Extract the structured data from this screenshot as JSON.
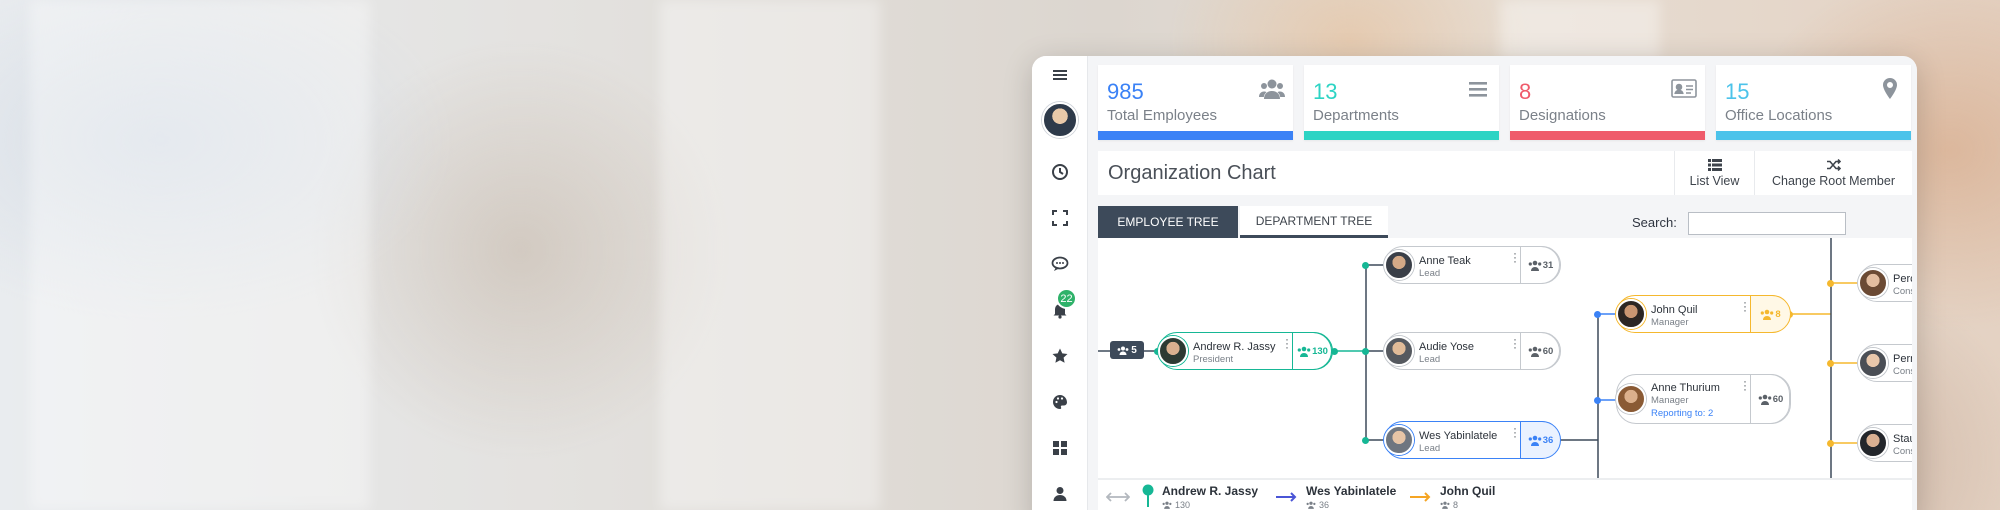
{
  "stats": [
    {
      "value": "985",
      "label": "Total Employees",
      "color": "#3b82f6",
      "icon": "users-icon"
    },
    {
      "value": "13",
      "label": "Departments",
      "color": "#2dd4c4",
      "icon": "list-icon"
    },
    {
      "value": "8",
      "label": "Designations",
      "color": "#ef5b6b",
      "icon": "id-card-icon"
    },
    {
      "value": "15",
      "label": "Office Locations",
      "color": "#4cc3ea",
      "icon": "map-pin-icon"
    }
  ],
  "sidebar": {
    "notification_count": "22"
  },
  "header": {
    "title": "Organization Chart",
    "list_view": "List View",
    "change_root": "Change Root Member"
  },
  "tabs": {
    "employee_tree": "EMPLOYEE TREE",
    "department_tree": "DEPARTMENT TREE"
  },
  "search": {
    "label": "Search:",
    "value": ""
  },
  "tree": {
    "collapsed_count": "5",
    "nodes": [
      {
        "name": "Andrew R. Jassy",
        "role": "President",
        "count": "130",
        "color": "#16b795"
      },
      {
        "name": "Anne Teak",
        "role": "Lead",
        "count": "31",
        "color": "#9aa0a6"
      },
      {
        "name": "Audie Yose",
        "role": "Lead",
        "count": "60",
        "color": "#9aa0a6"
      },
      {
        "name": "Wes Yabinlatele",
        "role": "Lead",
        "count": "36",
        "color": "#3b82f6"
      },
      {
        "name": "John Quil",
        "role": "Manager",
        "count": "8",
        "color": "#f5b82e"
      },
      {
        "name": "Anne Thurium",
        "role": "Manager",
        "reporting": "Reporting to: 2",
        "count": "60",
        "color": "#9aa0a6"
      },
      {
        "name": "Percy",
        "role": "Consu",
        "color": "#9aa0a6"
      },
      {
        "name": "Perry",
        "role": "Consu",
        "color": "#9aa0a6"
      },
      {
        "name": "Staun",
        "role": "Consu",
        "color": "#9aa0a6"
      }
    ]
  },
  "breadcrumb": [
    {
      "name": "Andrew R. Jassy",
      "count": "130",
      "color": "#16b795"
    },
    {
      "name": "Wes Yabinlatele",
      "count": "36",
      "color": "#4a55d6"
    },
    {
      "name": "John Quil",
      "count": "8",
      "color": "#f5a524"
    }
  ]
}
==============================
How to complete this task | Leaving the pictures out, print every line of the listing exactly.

Exercise result |
Extract the structured data from this screenshot as JSON.
{
  "stats": [
    {
      "value": "985",
      "label": "Total Employees",
      "color": "#3b82f6",
      "icon": "users-icon"
    },
    {
      "value": "13",
      "label": "Departments",
      "color": "#2dd4c4",
      "icon": "list-icon"
    },
    {
      "value": "8",
      "label": "Designations",
      "color": "#ef5b6b",
      "icon": "id-card-icon"
    },
    {
      "value": "15",
      "label": "Office Locations",
      "color": "#4cc3ea",
      "icon": "map-pin-icon"
    }
  ],
  "sidebar": {
    "notification_count": "22"
  },
  "header": {
    "title": "Organization Chart",
    "list_view": "List View",
    "change_root": "Change Root Member"
  },
  "tabs": {
    "employee_tree": "EMPLOYEE TREE",
    "department_tree": "DEPARTMENT TREE"
  },
  "search": {
    "label": "Search:",
    "value": ""
  },
  "tree": {
    "collapsed_count": "5",
    "nodes": [
      {
        "name": "Andrew R. Jassy",
        "role": "President",
        "count": "130",
        "color": "#16b795"
      },
      {
        "name": "Anne Teak",
        "role": "Lead",
        "count": "31",
        "color": "#9aa0a6"
      },
      {
        "name": "Audie Yose",
        "role": "Lead",
        "count": "60",
        "color": "#9aa0a6"
      },
      {
        "name": "Wes Yabinlatele",
        "role": "Lead",
        "count": "36",
        "color": "#3b82f6"
      },
      {
        "name": "John Quil",
        "role": "Manager",
        "count": "8",
        "color": "#f5b82e"
      },
      {
        "name": "Anne Thurium",
        "role": "Manager",
        "reporting": "Reporting to: 2",
        "count": "60",
        "color": "#9aa0a6"
      },
      {
        "name": "Percy",
        "role": "Consu",
        "color": "#9aa0a6"
      },
      {
        "name": "Perry",
        "role": "Consu",
        "color": "#9aa0a6"
      },
      {
        "name": "Staun",
        "role": "Consu",
        "color": "#9aa0a6"
      }
    ]
  },
  "breadcrumb": [
    {
      "name": "Andrew R. Jassy",
      "count": "130",
      "color": "#16b795"
    },
    {
      "name": "Wes Yabinlatele",
      "count": "36",
      "color": "#4a55d6"
    },
    {
      "name": "John Quil",
      "count": "8",
      "color": "#f5a524"
    }
  ]
}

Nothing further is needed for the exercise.